KCd's user avatar
  • 5,689
14 votes
4 answers
3k views

What was Einstein's motivation for relativity theory?

I'm a high school student who never studied any relativity before, but I'm just wondering what was the question that Einstein asked himself before going into this field. I knew he has done lots of ...
user avatar
14 votes
5 answers
708 views

Which school of philosophy motivated thinking about spaces of higher dimension?

I'm trying to make a link between important mathematical breakthroughs in history and the important philosophical schools at the time. I realize that this topic is awfully broad and could be the ...
hjhjhj57's user avatar
  • 1,142
13 votes
2 answers
2k views

Etymology of "power" (math.)

Having done some searches on the internet, seems like the term "power" is a mistranslation. The Wikipedia article links to an article in the MacTutor History of Mathematics archive where it is written ...
მამუკა ჯიბლაძე's user avatar
13 votes
3 answers
5k views

Why are quaternions more popular than tessarines despite being non-commutative?

Is this simply because of marketing, hype, etc? The bicomplex numbers (especially tessarines) look just great being commutative and all. Images source:https://citeseerx.ist.psu.edu/viewdoc/download?...
Anixx's user avatar
  • 662
13 votes
2 answers
560 views

What examples led to the modern definition of a topological space?

Today the language of topological spaces via open sets is fundamental in many different areas of mathematics, and it is a bit mysterious that the same formalism successfully captures such a wide ...
Paul Siegel's user avatar
  • 1,041
13 votes
5 answers
589 views

How did prisoners of war discover scientific breakthroughs while interned?

Reading the excellent thread What are some scientific breakthroughs that have been done during jail time?, it stands to reason to ask what are some scientific breakthroughs made by interned prisoners ...
user avatar
12 votes
1 answer
14k views

Euler's first proof of $e^{ix}=\cos(x)+i\sin(x)$

What was Euler's first proof of his famous formula? In Euler's book on complex functions he used the following proof. But was this his first proof?
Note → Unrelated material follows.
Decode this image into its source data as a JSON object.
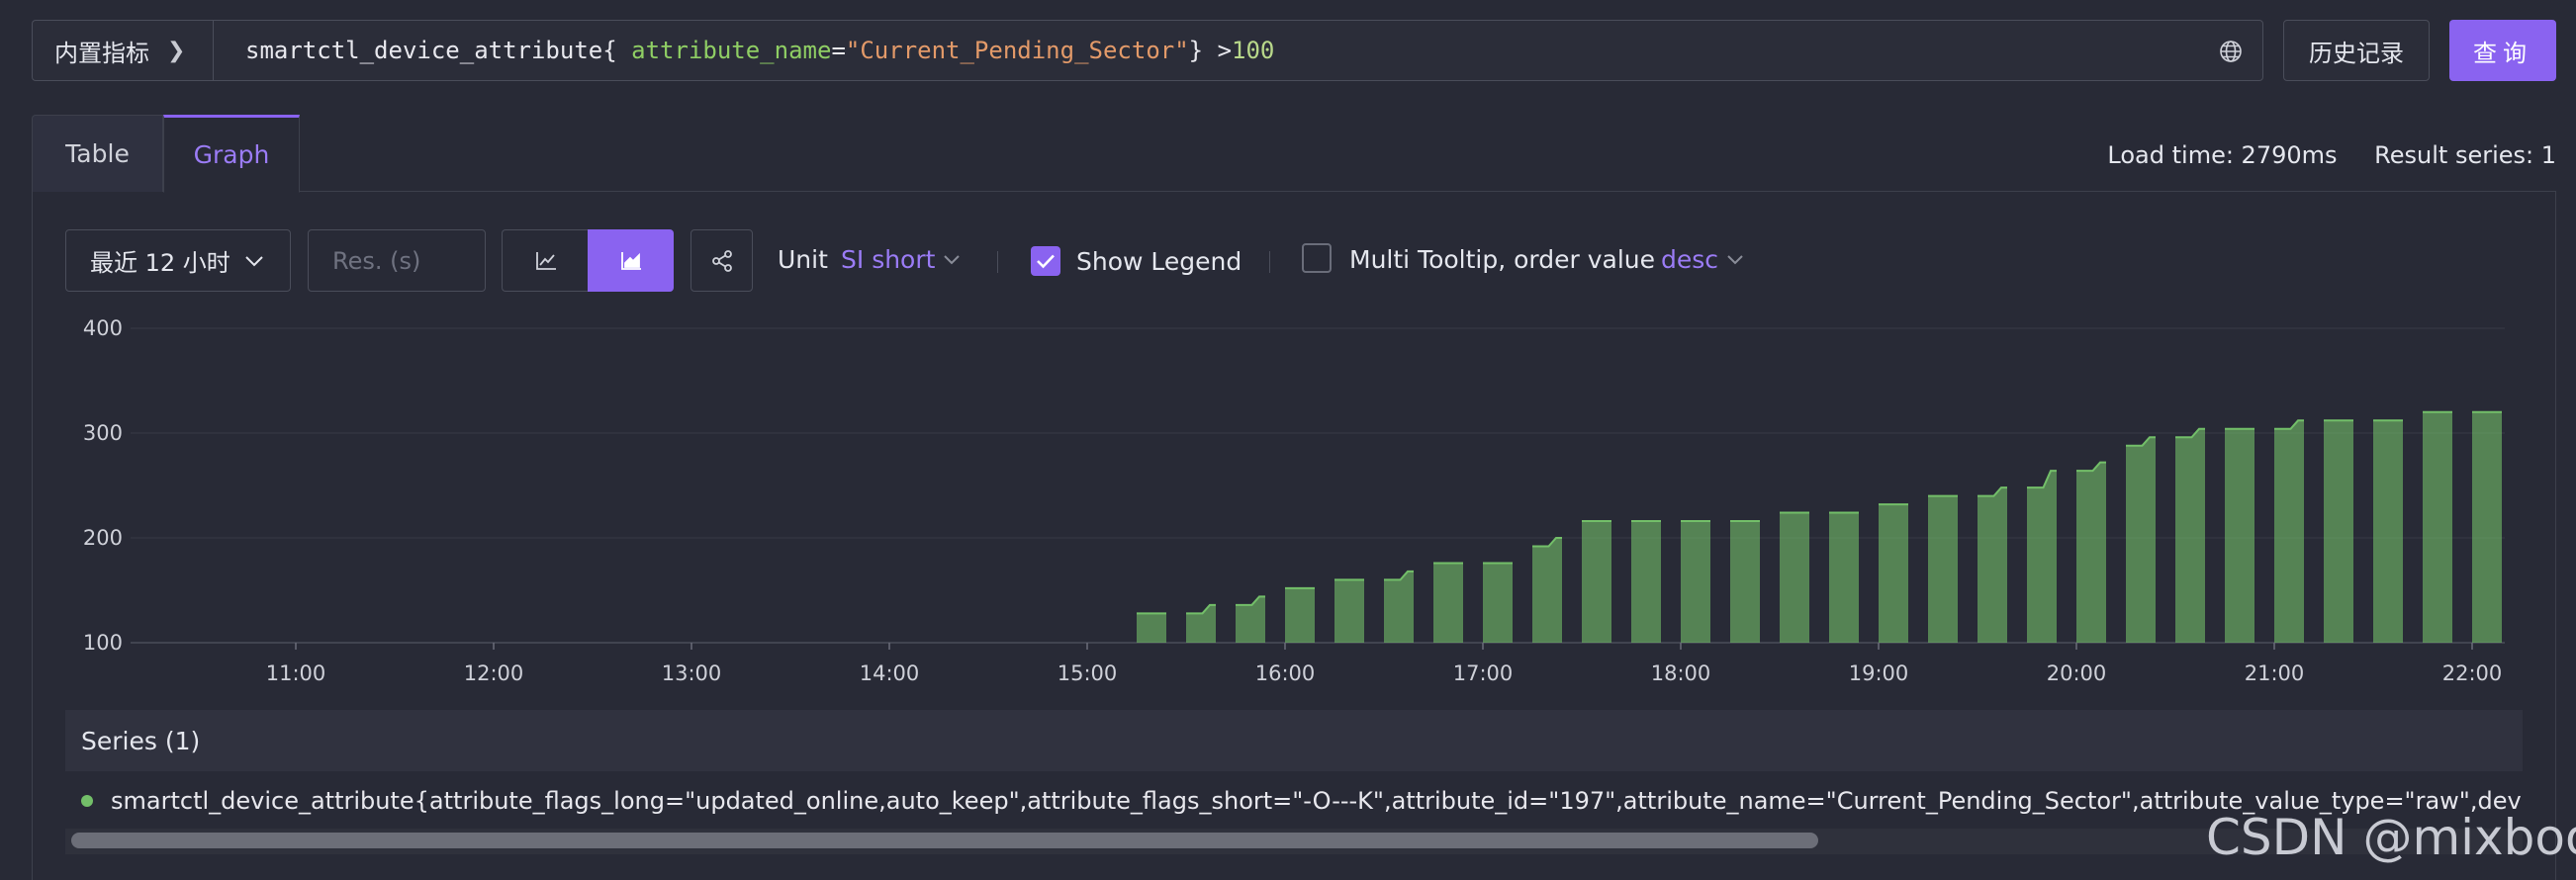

Euler starts with writing down De Moivre's Formula (...
MrYouMath's user avatar
  • 610
12 votes
1 answer
673 views

How certain is it that Lucas invented the Towers of Hanoi puzzle?

Wikipedia is unequivocal: The puzzle was invented by the French mathematician Édouard Lucas in 1883. I have no reason to doubt this, but given the many legends surrounding the topic, I wonder if ...
Joseph O'Rourke's user avatar

15 30 50 per page
1 2
3
4 5
14